Japanese town votes to scrap fishing boat marooned by tsunami

PUBLISHED : Wednesday, 14 August, 2013, 12:00am
UPDATED : Wednesday, 14 August, 2013, 1:30am

A stranded fishing boat that became a symbol of the devastation of Japan's 2011 tsunami has long divided a northeastern coastal city - between those who wanted to keep it as a monument of survival and those who wanted a painful reminder gone.

Last week, the city announced it will be dismantled after a heated debate and citywide vote. The soul-searching over the ship highlights how the aftermath of the tsunami disaster continues to torment Japan two years later.

The 330-tonne Kyotoku-maru was swept from the city's dock for about 750 metres into a residential district.

It has become a landmark for Kesennuma, a port city of 70,000 people, and a testament to the destructive power of the tsunami set off by the magnitude-nine earthquake on March 11, 2011, which killed nearly 19,000 people.

Smashed buildings and debris were cleared, but the 60-metre tuna-fishing boat has stood, majestic but oddly jarring, on dry ground for more than two years.

Opinion on the ship had been so divided it had been put to a vote by the city residents last month. Of the 14,083 responses, 68 per cent, or 9,622 people, voted to have the ship destroyed. Only 16 per cent voted to keep it.

Yoshimi Abe, a 72-year-old housewife and Kesennuma resident, was among those who wanted to get rid of the ship. It's just a constant reminder of the terrible disaster," she said. "When I walk by it every morning, my heart aches."

In contrast, Shigeru Saito, 80, voted to keep the boat, which he saw as a plus for drawing business. "My son owns a store in the temporary market near Kyotokumaru. Many of his customers are out-of-town visitors who drop by to see the ship," he said.

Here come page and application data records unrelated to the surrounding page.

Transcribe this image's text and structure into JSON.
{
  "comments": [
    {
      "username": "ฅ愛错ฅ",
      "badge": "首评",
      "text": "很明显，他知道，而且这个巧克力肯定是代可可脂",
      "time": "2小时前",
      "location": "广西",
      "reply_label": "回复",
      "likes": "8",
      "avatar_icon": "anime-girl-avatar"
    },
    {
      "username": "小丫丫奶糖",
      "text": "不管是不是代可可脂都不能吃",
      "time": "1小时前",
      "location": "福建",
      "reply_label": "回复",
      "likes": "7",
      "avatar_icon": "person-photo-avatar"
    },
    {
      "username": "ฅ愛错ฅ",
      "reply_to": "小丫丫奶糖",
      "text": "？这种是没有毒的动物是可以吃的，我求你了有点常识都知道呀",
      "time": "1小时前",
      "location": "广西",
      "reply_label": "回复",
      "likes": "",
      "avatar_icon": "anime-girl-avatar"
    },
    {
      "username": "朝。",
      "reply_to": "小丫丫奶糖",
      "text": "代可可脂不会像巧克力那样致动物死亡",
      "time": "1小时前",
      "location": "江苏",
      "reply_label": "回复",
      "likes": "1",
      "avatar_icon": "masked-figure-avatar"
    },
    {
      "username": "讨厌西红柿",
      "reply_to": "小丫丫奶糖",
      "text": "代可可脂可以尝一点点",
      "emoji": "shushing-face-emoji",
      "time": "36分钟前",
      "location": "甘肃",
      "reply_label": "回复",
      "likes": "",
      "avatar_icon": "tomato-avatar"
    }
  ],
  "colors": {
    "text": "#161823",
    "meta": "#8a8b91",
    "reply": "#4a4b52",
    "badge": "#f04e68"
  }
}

The Fukushima fishing company, which owns the Kyotokumaru, has signed a contract with a non-profit organisation that recycles ships. The dismantling is likely to start in the next few weeks.

Kesennuma Mayor Shigeru Sugawara was disappointed the landmark would soon be gone. "I wanted to leave a visible symbol of what happened here for generations to come," he said.